(Data provided Opens)

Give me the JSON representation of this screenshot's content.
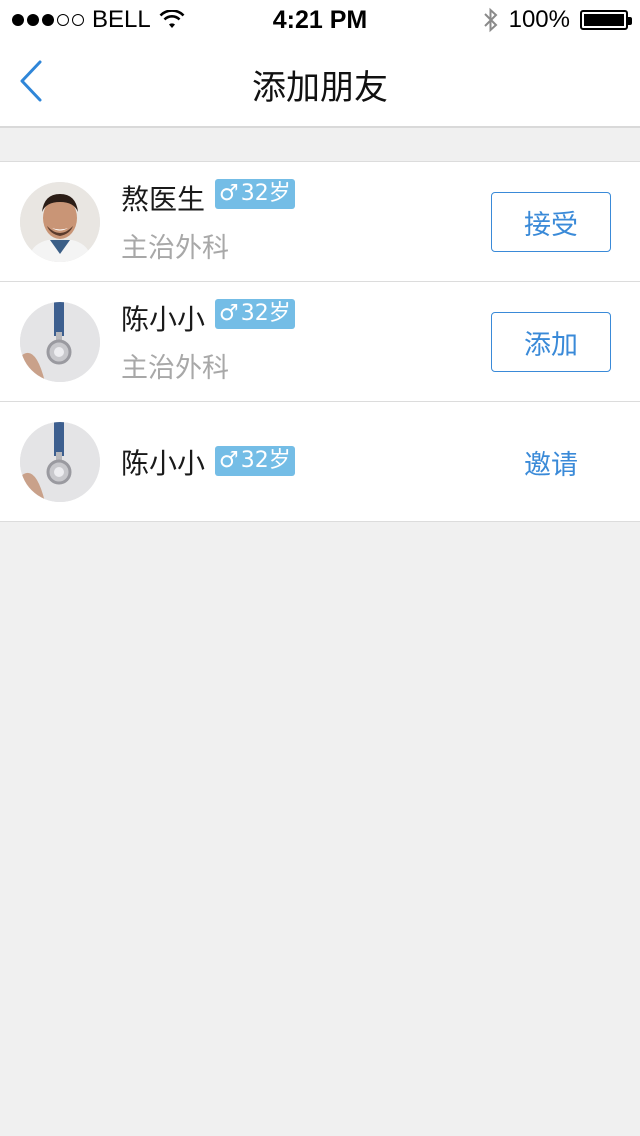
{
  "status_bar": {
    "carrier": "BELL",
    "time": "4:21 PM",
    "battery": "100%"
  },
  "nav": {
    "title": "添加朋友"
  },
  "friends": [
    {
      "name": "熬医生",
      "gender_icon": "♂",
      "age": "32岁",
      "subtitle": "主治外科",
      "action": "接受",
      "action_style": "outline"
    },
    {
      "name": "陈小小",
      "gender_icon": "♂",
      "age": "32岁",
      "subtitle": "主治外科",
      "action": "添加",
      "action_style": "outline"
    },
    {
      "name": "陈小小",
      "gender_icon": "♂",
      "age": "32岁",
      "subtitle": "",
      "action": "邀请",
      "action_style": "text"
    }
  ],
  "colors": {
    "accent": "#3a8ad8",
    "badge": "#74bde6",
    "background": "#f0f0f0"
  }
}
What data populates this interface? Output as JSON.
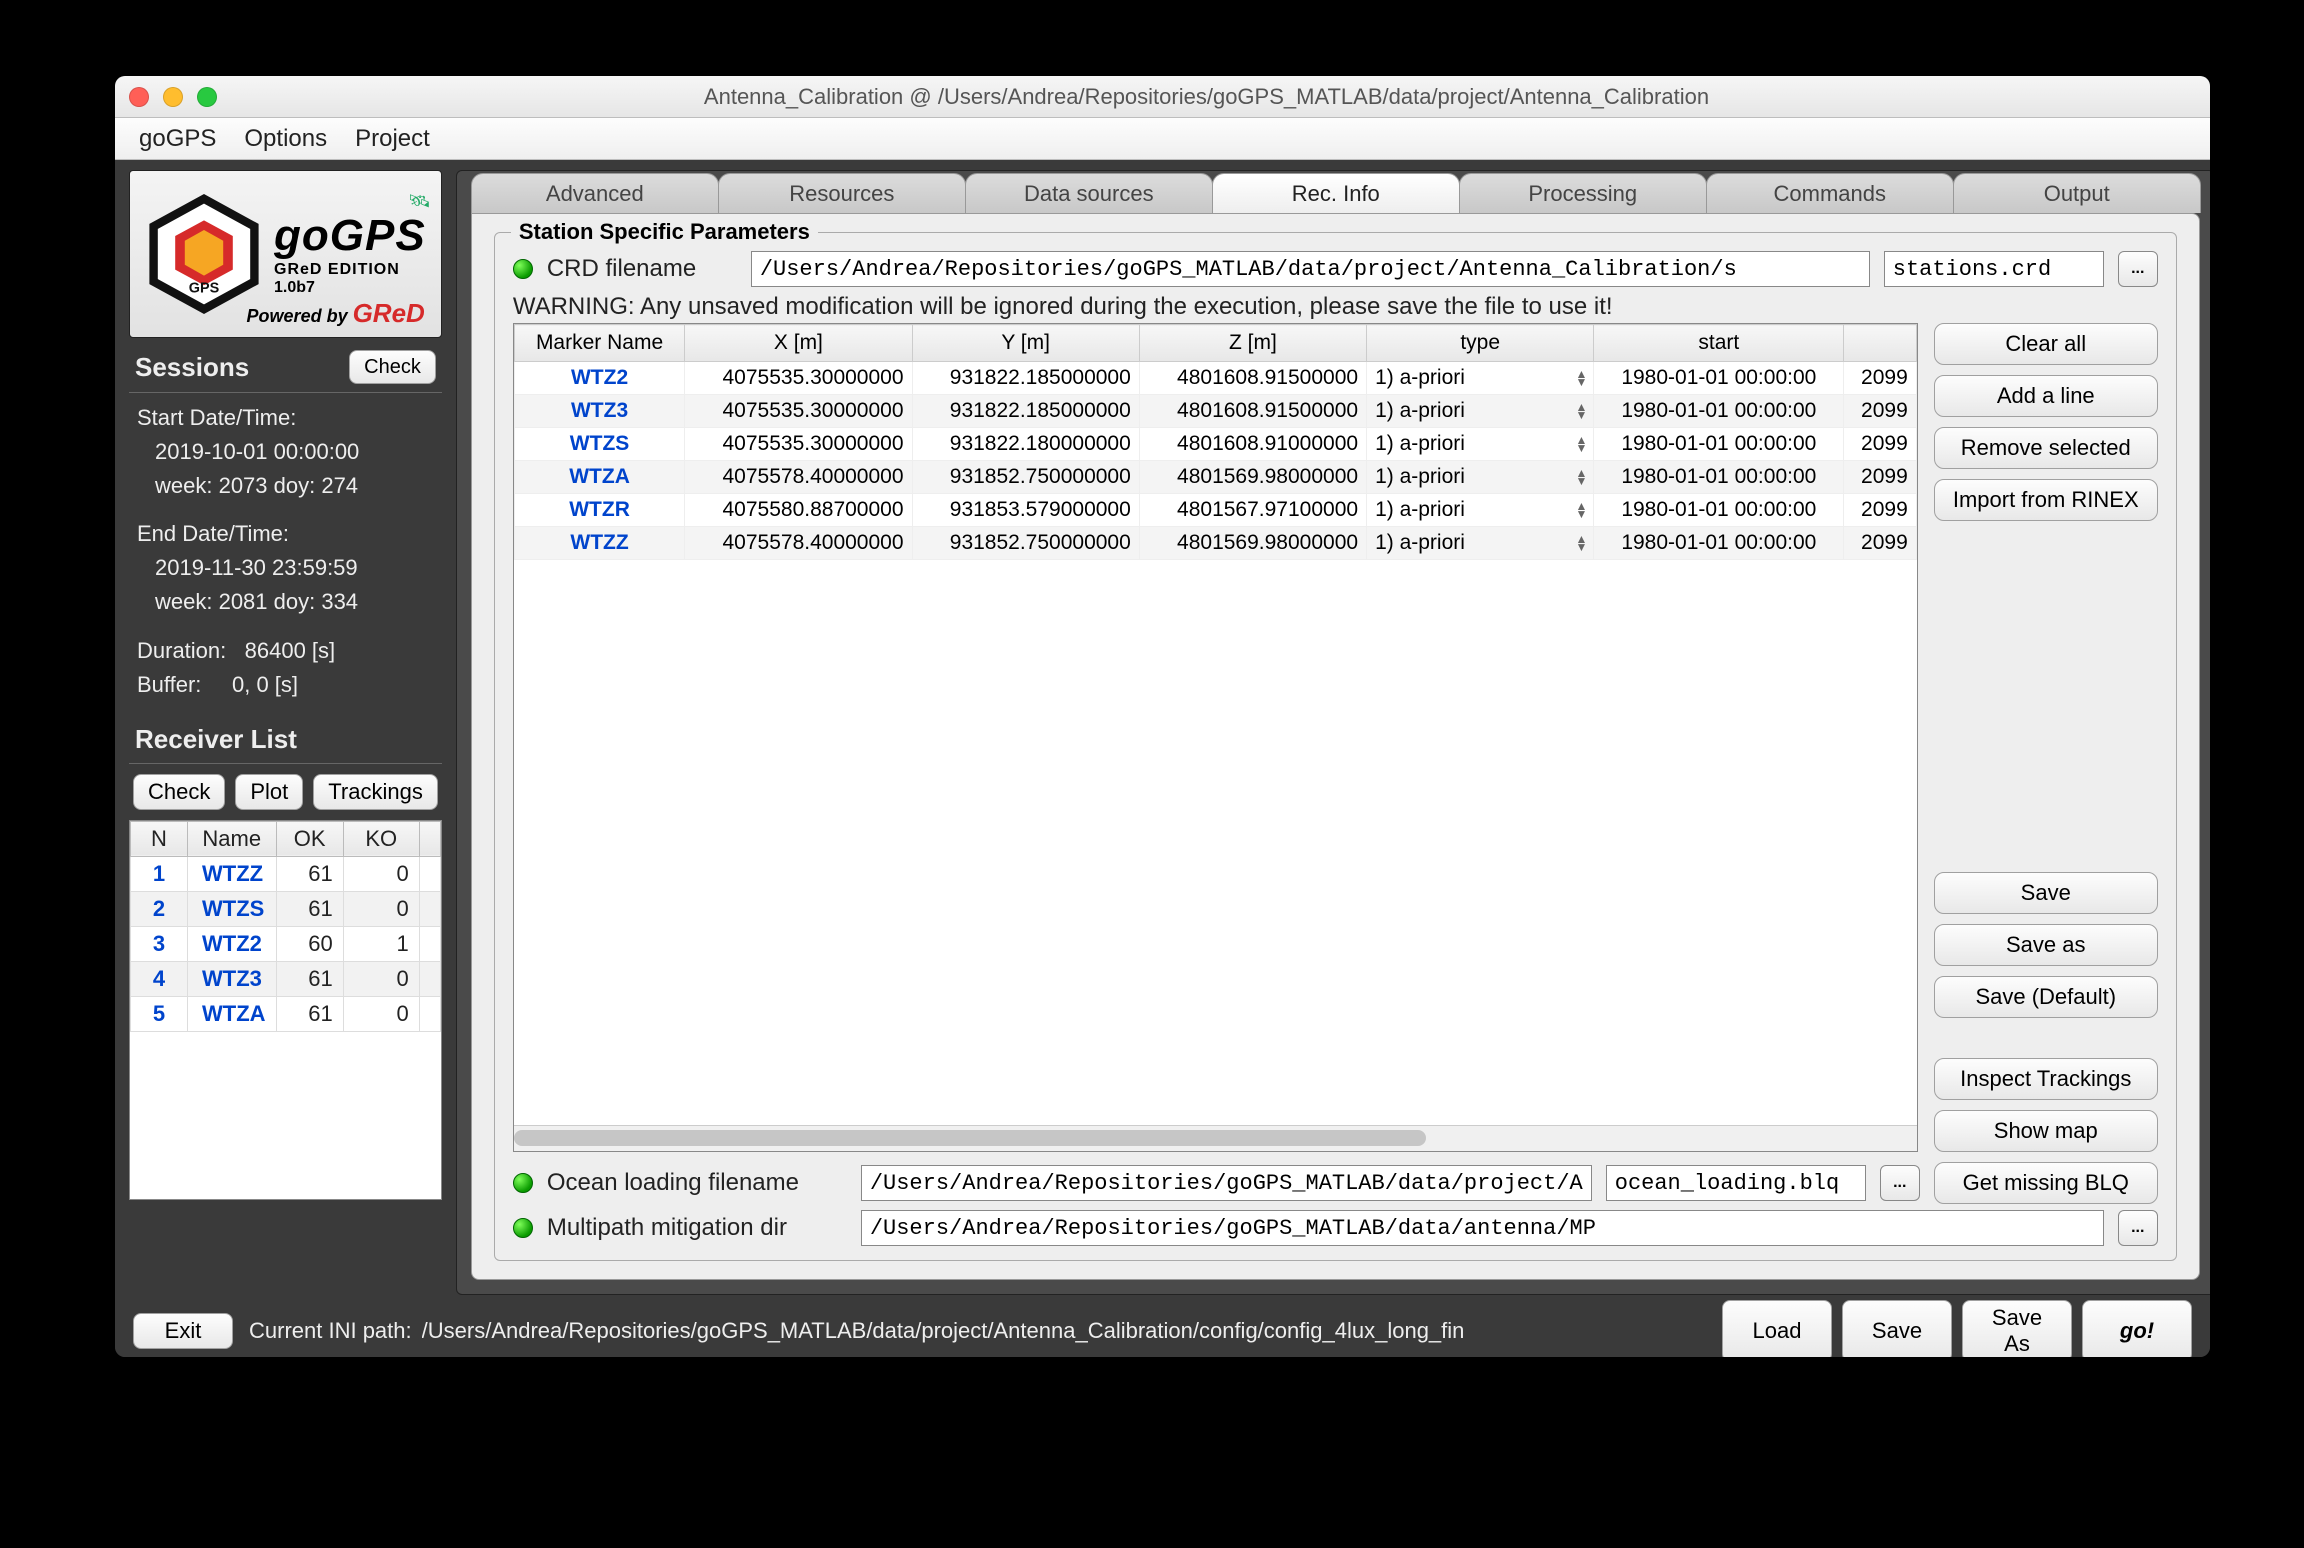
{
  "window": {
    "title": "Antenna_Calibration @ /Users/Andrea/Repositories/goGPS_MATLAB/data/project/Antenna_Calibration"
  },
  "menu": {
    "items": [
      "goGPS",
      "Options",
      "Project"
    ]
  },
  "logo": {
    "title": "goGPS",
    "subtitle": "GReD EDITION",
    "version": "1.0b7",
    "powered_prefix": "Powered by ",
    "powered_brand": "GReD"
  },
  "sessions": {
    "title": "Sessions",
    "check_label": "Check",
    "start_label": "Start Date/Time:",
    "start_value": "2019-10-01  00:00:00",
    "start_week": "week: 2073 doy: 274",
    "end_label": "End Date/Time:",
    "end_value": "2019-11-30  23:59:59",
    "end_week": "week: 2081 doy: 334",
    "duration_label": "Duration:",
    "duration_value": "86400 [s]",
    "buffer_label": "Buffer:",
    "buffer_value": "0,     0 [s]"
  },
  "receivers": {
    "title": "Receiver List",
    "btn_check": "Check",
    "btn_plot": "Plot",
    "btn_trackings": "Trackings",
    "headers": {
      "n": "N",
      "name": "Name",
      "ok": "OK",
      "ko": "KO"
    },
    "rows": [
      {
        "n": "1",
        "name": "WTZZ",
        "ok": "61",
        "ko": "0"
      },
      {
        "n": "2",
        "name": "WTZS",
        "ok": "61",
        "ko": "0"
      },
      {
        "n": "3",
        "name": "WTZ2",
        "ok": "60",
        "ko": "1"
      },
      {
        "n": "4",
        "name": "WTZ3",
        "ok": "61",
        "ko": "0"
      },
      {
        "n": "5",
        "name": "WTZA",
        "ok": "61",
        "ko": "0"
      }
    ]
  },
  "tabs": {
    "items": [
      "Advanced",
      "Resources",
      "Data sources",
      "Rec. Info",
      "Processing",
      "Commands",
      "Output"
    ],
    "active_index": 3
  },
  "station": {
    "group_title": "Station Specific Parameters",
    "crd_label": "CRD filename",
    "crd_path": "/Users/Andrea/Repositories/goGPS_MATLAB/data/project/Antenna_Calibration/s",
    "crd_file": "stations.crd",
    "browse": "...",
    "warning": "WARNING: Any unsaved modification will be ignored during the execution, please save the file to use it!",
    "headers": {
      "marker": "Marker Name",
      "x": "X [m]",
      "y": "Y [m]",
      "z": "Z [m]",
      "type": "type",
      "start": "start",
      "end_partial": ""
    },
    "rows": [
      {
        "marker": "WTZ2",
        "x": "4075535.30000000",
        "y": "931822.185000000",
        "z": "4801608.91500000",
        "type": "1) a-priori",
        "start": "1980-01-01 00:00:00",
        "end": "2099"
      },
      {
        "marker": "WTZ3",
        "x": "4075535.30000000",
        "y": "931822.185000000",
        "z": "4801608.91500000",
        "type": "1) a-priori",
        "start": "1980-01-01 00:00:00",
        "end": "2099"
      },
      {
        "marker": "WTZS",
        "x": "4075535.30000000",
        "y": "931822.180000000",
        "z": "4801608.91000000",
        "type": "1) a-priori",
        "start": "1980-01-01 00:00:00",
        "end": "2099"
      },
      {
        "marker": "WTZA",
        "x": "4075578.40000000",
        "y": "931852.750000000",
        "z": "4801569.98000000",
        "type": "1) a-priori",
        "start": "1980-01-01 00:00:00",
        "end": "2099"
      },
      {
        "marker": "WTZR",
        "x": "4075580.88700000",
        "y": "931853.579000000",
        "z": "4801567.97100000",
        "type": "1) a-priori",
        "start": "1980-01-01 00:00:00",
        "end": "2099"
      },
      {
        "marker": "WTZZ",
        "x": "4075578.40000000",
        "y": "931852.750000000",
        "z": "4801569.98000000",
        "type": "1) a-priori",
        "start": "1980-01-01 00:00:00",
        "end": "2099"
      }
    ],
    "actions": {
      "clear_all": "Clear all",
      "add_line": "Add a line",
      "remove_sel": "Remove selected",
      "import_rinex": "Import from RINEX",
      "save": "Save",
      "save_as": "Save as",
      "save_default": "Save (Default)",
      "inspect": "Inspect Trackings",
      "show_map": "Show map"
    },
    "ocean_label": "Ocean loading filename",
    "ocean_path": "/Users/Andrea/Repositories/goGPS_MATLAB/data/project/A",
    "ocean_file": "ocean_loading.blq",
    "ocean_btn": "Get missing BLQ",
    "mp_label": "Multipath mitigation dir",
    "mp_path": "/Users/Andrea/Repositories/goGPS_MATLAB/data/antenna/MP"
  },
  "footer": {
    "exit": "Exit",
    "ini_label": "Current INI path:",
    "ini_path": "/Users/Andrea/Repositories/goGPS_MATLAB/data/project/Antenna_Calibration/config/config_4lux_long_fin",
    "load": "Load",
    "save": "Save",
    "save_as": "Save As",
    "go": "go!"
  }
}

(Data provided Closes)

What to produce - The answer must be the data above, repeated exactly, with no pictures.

Solved exercise -
Give me the JSON representation of this screenshot's content.
{
  "status_bar": {
    "carrier": "BELL",
    "time": "4:21 PM",
    "battery": "100%"
  },
  "nav": {
    "title": "添加朋友"
  },
  "friends": [
    {
      "name": "熬医生",
      "gender_icon": "♂",
      "age": "32岁",
      "subtitle": "主治外科",
      "action": "接受",
      "action_style": "outline"
    },
    {
      "name": "陈小小",
      "gender_icon": "♂",
      "age": "32岁",
      "subtitle": "主治外科",
      "action": "添加",
      "action_style": "outline"
    },
    {
      "name": "陈小小",
      "gender_icon": "♂",
      "age": "32岁",
      "subtitle": "",
      "action": "邀请",
      "action_style": "text"
    }
  ],
  "colors": {
    "accent": "#3a8ad8",
    "badge": "#74bde6",
    "background": "#f0f0f0"
  }
}
What data populates this interface? Output as JSON.
{
  "window": {
    "title": "Antenna_Calibration @ /Users/Andrea/Repositories/goGPS_MATLAB/data/project/Antenna_Calibration"
  },
  "menu": {
    "items": [
      "goGPS",
      "Options",
      "Project"
    ]
  },
  "logo": {
    "title": "goGPS",
    "subtitle": "GReD EDITION",
    "version": "1.0b7",
    "powered_prefix": "Powered by ",
    "powered_brand": "GReD"
  },
  "sessions": {
    "title": "Sessions",
    "check_label": "Check",
    "start_label": "Start Date/Time:",
    "start_value": "2019-10-01  00:00:00",
    "start_week": "week: 2073 doy: 274",
    "end_label": "End Date/Time:",
    "end_value": "2019-11-30  23:59:59",
    "end_week": "week: 2081 doy: 334",
    "duration_label": "Duration:",
    "duration_value": "86400 [s]",
    "buffer_label": "Buffer:",
    "buffer_value": "0,     0 [s]"
  },
  "receivers": {
    "title": "Receiver List",
    "btn_check": "Check",
    "btn_plot": "Plot",
    "btn_trackings": "Trackings",
    "headers": {
      "n": "N",
      "name": "Name",
      "ok": "OK",
      "ko": "KO"
    },
    "rows": [
      {
        "n": "1",
        "name": "WTZZ",
        "ok": "61",
        "ko": "0"
      },
      {
        "n": "2",
        "name": "WTZS",
        "ok": "61",
        "ko": "0"
      },
      {
        "n": "3",
        "name": "WTZ2",
        "ok": "60",
        "ko": "1"
      },
      {
        "n": "4",
        "name": "WTZ3",
        "ok": "61",
        "ko": "0"
      },
      {
        "n": "5",
        "name": "WTZA",
        "ok": "61",
        "ko": "0"
      }
    ]
  },
  "tabs": {
    "items": [
      "Advanced",
      "Resources",
      "Data sources",
      "Rec. Info",
      "Processing",
      "Commands",
      "Output"
    ],
    "active_index": 3
  },
  "station": {
    "group_title": "Station Specific Parameters",
    "crd_label": "CRD filename",
    "crd_path": "/Users/Andrea/Repositories/goGPS_MATLAB/data/project/Antenna_Calibration/s",
    "crd_file": "stations.crd",
    "browse": "...",
    "warning": "WARNING: Any unsaved modification will be ignored during the execution, please save the file to use it!",
    "headers": {
      "marker": "Marker Name",
      "x": "X [m]",
      "y": "Y [m]",
      "z": "Z [m]",
      "type": "type",
      "start": "start",
      "end_partial": ""
    },
    "rows": [
      {
        "marker": "WTZ2",
        "x": "4075535.30000000",
        "y": "931822.185000000",
        "z": "4801608.91500000",
        "type": "1) a-priori",
        "start": "1980-01-01 00:00:00",
        "end": "2099"
      },
      {
        "marker": "WTZ3",
        "x": "4075535.30000000",
        "y": "931822.185000000",
        "z": "4801608.91500000",
        "type": "1) a-priori",
        "start": "1980-01-01 00:00:00",
        "end": "2099"
      },
      {
        "marker": "WTZS",
        "x": "4075535.30000000",
        "y": "931822.180000000",
        "z": "4801608.91000000",
        "type": "1) a-priori",
        "start": "1980-01-01 00:00:00",
        "end": "2099"
      },
      {
        "marker": "WTZA",
        "x": "4075578.40000000",
        "y": "931852.750000000",
        "z": "4801569.98000000",
        "type": "1) a-priori",
        "start": "1980-01-01 00:00:00",
        "end": "2099"
      },
      {
        "marker": "WTZR",
        "x": "4075580.88700000",
        "y": "931853.579000000",
        "z": "4801567.97100000",
        "type": "1) a-priori",
        "start": "1980-01-01 00:00:00",
        "end": "2099"
      },
      {
        "marker": "WTZZ",
        "x": "4075578.40000000",
        "y": "931852.750000000",
        "z": "4801569.98000000",
        "type": "1) a-priori",
        "start": "1980-01-01 00:00:00",
        "end": "2099"
      }
    ],
    "actions": {
      "clear_all": "Clear all",
      "add_line": "Add a line",
      "remove_sel": "Remove selected",
      "import_rinex": "Import from RINEX",
      "save": "Save",
      "save_as": "Save as",
      "save_default": "Save (Default)",
      "inspect": "Inspect Trackings",
      "show_map": "Show map"
    },
    "ocean_label": "Ocean loading filename",
    "ocean_path": "/Users/Andrea/Repositories/goGPS_MATLAB/data/project/A",
    "ocean_file": "ocean_loading.blq",
    "ocean_btn": "Get missing BLQ",
    "mp_label": "Multipath mitigation dir",
    "mp_path": "/Users/Andrea/Repositories/goGPS_MATLAB/data/antenna/MP"
  },
  "footer": {
    "exit": "Exit",
    "ini_label": "Current INI path:",
    "ini_path": "/Users/Andrea/Repositories/goGPS_MATLAB/data/project/Antenna_Calibration/config/config_4lux_long_fin",
    "load": "Load",
    "save": "Save",
    "save_as": "Save As",
    "go": "go!"
  }
}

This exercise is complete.